TASK STATEMENT — Please set down every entry below exactly as given.

START SUPPLIED DATA

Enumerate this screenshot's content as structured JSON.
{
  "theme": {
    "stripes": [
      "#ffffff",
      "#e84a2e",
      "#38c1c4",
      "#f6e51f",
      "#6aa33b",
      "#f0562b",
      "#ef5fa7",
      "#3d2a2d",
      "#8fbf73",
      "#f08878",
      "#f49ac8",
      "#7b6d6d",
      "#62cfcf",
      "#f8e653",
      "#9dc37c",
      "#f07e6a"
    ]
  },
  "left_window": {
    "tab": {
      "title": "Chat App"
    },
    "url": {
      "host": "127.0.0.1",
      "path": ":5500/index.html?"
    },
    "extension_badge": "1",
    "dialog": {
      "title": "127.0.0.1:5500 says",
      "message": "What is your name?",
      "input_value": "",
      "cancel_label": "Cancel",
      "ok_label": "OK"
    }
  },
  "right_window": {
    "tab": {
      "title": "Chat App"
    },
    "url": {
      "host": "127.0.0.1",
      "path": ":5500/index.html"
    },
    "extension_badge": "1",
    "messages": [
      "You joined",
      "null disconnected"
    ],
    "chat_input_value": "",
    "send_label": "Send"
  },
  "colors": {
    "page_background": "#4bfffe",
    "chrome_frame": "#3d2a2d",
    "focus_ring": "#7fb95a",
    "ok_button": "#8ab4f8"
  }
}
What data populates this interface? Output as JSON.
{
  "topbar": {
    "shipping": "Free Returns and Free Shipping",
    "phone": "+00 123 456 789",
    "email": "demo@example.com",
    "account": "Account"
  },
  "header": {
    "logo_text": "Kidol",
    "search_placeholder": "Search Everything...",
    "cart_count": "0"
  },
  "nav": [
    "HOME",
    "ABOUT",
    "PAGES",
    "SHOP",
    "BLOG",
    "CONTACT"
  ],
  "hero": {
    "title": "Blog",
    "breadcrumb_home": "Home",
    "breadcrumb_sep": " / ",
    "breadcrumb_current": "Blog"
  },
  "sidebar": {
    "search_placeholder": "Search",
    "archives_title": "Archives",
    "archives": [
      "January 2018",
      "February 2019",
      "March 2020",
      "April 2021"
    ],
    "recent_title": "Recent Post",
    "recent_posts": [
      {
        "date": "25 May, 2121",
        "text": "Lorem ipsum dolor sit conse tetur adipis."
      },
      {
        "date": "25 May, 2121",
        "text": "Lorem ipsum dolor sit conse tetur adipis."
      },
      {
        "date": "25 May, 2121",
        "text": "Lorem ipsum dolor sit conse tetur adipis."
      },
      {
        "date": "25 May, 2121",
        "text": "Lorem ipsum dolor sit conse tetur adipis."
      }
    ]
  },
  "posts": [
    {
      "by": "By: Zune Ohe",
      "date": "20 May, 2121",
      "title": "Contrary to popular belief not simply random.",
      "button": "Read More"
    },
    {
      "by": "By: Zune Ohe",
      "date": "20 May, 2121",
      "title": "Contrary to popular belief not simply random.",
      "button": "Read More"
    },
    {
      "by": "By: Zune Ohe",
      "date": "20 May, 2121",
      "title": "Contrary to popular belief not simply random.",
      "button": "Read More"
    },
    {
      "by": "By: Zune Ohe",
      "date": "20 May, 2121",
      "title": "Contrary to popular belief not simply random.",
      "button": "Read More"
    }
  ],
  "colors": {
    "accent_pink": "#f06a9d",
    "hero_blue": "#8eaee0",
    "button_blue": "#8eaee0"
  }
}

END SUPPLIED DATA

ANSWER BOX —
Enumerate this screenshot's content as structured JSON.
{
  "theme": {
    "stripes": [
      "#ffffff",
      "#e84a2e",
      "#38c1c4",
      "#f6e51f",
      "#6aa33b",
      "#f0562b",
      "#ef5fa7",
      "#3d2a2d",
      "#8fbf73",
      "#f08878",
      "#f49ac8",
      "#7b6d6d",
      "#62cfcf",
      "#f8e653",
      "#9dc37c",
      "#f07e6a"
    ]
  },
  "left_window": {
    "tab": {
      "title": "Chat App"
    },
    "url": {
      "host": "127.0.0.1",
      "path": ":5500/index.html?"
    },
    "extension_badge": "1",
    "dialog": {
      "title": "127.0.0.1:5500 says",
      "message": "What is your name?",
      "input_value": "",
      "cancel_label": "Cancel",
      "ok_label": "OK"
    }
  },
  "right_window": {
    "tab": {
      "title": "Chat App"
    },
    "url": {
      "host": "127.0.0.1",
      "path": ":5500/index.html"
    },
    "extension_badge": "1",
    "messages": [
      "You joined",
      "null disconnected"
    ],
    "chat_input_value": "",
    "send_label": "Send"
  },
  "colors": {
    "page_background": "#4bfffe",
    "chrome_frame": "#3d2a2d",
    "focus_ring": "#7fb95a",
    "ok_button": "#8ab4f8"
  }
}
What data populates this interface? Output as JSON.
{
  "topbar": {
    "shipping": "Free Returns and Free Shipping",
    "phone": "+00 123 456 789",
    "email": "demo@example.com",
    "account": "Account"
  },
  "header": {
    "logo_text": "Kidol",
    "search_placeholder": "Search Everything...",
    "cart_count": "0"
  },
  "nav": [
    "HOME",
    "ABOUT",
    "PAGES",
    "SHOP",
    "BLOG",
    "CONTACT"
  ],
  "hero": {
    "title": "Blog",
    "breadcrumb_home": "Home",
    "breadcrumb_sep": " / ",
    "breadcrumb_current": "Blog"
  },
  "sidebar": {
    "search_placeholder": "Search",
    "archives_title": "Archives",
    "archives": [
      "January 2018",
      "February 2019",
      "March 2020",
      "April 2021"
    ],
    "recent_title": "Recent Post",
    "recent_posts": [
      {
        "date": "25 May, 2121",
        "text": "Lorem ipsum dolor sit conse tetur adipis."
      },
      {
        "date": "25 May, 2121",
        "text": "Lorem ipsum dolor sit conse tetur adipis."
      },
      {
        "date": "25 May, 2121",
        "text": "Lorem ipsum dolor sit conse tetur adipis."
      },
      {
        "date": "25 May, 2121",
        "text": "Lorem ipsum dolor sit conse tetur adipis."
      }
    ]
  },
  "posts": [
    {
      "by": "By: Zune Ohe",
      "date": "20 May, 2121",
      "title": "Contrary to popular belief not simply random.",
      "button": "Read More"
    },
    {
      "by": "By: Zune Ohe",
      "date": "20 May, 2121",
      "title": "Contrary to popular belief not simply random.",
      "button": "Read More"
    },
    {
      "by": "By: Zune Ohe",
      "date": "20 May, 2121",
      "title": "Contrary to popular belief not simply random.",
      "button": "Read More"
    },
    {
      "by": "By: Zune Ohe",
      "date": "20 May, 2121",
      "title": "Contrary to popular belief not simply random.",
      "button": "Read More"
    }
  ],
  "colors": {
    "accent_pink": "#f06a9d",
    "hero_blue": "#8eaee0",
    "button_blue": "#8eaee0"
  }
}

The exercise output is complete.